- **WORK TO COMPLETE**: State, as a number alone, how many lines of the entries contain the word "当前填充颜色".

++++ EXTRACTED DATA ++++

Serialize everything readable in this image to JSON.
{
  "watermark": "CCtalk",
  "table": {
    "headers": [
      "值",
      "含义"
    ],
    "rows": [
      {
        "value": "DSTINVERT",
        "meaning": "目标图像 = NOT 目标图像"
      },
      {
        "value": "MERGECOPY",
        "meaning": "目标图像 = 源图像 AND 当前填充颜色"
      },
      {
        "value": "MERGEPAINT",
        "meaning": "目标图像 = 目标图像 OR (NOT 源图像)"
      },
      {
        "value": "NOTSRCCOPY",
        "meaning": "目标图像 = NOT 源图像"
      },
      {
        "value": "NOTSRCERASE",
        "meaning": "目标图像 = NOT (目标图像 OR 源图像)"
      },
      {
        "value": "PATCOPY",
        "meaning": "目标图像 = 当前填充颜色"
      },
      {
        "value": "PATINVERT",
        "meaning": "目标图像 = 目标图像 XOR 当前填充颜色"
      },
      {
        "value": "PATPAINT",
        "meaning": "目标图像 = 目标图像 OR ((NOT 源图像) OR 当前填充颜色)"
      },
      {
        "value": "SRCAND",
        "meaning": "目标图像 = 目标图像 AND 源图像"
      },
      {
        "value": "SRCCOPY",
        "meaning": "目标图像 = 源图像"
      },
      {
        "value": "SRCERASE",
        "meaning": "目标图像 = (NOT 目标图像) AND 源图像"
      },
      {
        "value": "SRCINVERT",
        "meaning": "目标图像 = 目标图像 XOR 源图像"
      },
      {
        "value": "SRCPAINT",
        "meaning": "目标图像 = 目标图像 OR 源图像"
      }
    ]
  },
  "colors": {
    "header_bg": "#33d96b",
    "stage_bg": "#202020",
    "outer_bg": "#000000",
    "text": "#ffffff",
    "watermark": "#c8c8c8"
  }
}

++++

- **ANSWER BOX**: 4